The first bull recorded shows that he was calved in 1845 and was named "The Squire". He was bred by George Graham, Riggfoot, Cumberland and both his father Cumberland Willie and his grandfather Galloway Lad also appear in the Herd Book. Cumberland Willie or Borness was bred by William Sproat, Bomess, Kirkcudbright and in addition to siring The Squire he was also the father of two other notable cornerstones of the breed in the bulls, Mosstrooper and Brother of Mosstrooper.

Cows of similar age are also recorded, one interesting entry being for the cow Modesty of Meikle Culloch. She was calved in 1857 and was bred and subsequently shown by James Graham, Meikle Culloch, Dalbeattie. Her showing career is impressive if it is remembered that travel would have been by rail or horse drawn float. She gained first prize at the Highland Show in Glasgow and second at Brampton in 1867. In 1868 she won a Gold Medal at the Highland in Aberdeen and stood second at Wigton and in 1869, accompanied by another cow (Lady Kenmure), they stood first in the pairs at the Royal Show held in Manchester and again she won another Gold Medal at the Highland, this time in Edinburgh, with another first at Wigton. In 1870, this time at Dumfries, she was to win another Gold Medal from the Highland Agricultural Society.

The first two cows to appear in the Herd Book were also bred and used in the herd of Mr Graham, however probably the earliest mention of any animal in any pedigree is the cow Blackie the First ‑ she was the property of Robert Sherman, Balig, Kirkcudbright, in 1818 some 174 years ago. If we consider 4 years as reasonable for a generation in the breeding of cattle this gives us the capability of tracing back to this animal forty-three generations. Should a calf today be traced for these forty three generations it would have the astounding figure of over eight million million antecedents, it would need a large certificate to record such a pedigree.

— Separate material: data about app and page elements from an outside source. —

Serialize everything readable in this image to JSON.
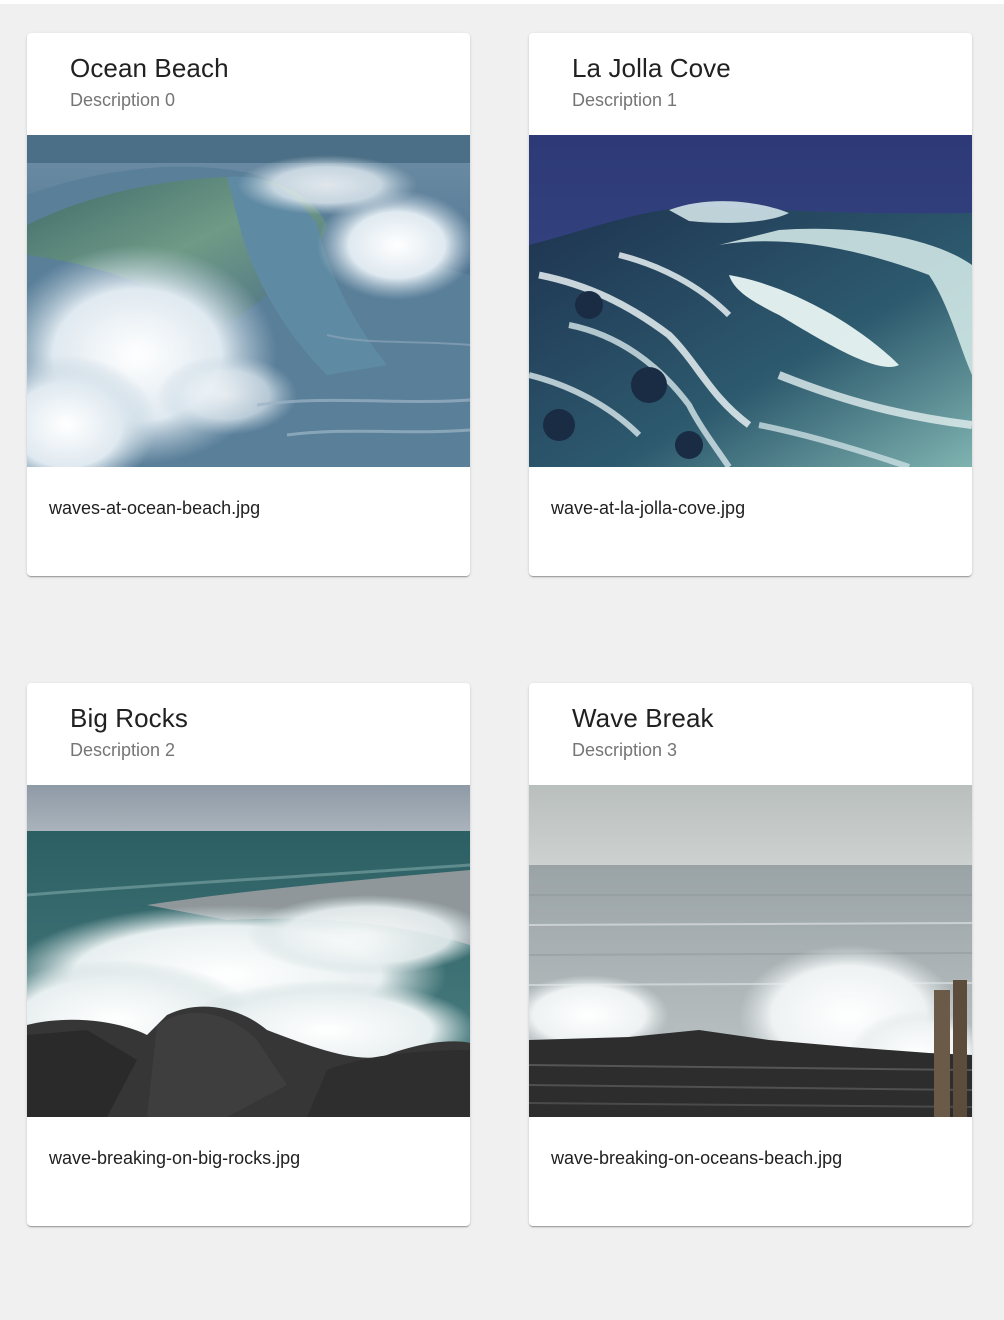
{
  "cards": [
    {
      "title": "Ocean Beach",
      "subtitle": "Description 0",
      "filename": "waves-at-ocean-beach.jpg",
      "image": "photo of a large curling blue-green ocean wave with white spray"
    },
    {
      "title": "La Jolla Cove",
      "subtitle": "Description 1",
      "filename": "wave-at-la-jolla-cove.jpg",
      "image": "photo of a deep blue sea with a foamy white-veined wave"
    },
    {
      "title": "Big Rocks",
      "subtitle": "Description 2",
      "filename": "wave-breaking-on-big-rocks.jpg",
      "image": "photo of white surf breaking over dark boulders under a grey sky"
    },
    {
      "title": "Wave Break",
      "subtitle": "Description 3",
      "filename": "wave-breaking-on-oceans-beach.jpg",
      "image": "photo of silvery choppy sea with spray hitting a dark rocky ledge and wooden posts"
    }
  ],
  "colors": {
    "page_background": "#f0f0f0",
    "card_background": "#ffffff",
    "title_text": "#212121",
    "subtitle_text": "#757575"
  }
}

Up to Volume 90, which was published at the end of the calving year on the 31st August, 1969, a total of 101510 females and 38244 males have had their pedigrees registered and published by the Society. Since that date a registration certificate giving details of breeder, identification marks, date of birth and parentage for three generations is issued for each animal. The Herd Book continues to be published also and gives a resume' of the registrations recorded and also gives the extended pedigree of bulls whose progeny have been registered for the first time.

Volume 110 will be published at the end of 1992 and shows that since 1st September 1969, a further 30117 females and 1606 males have been registered with the Society.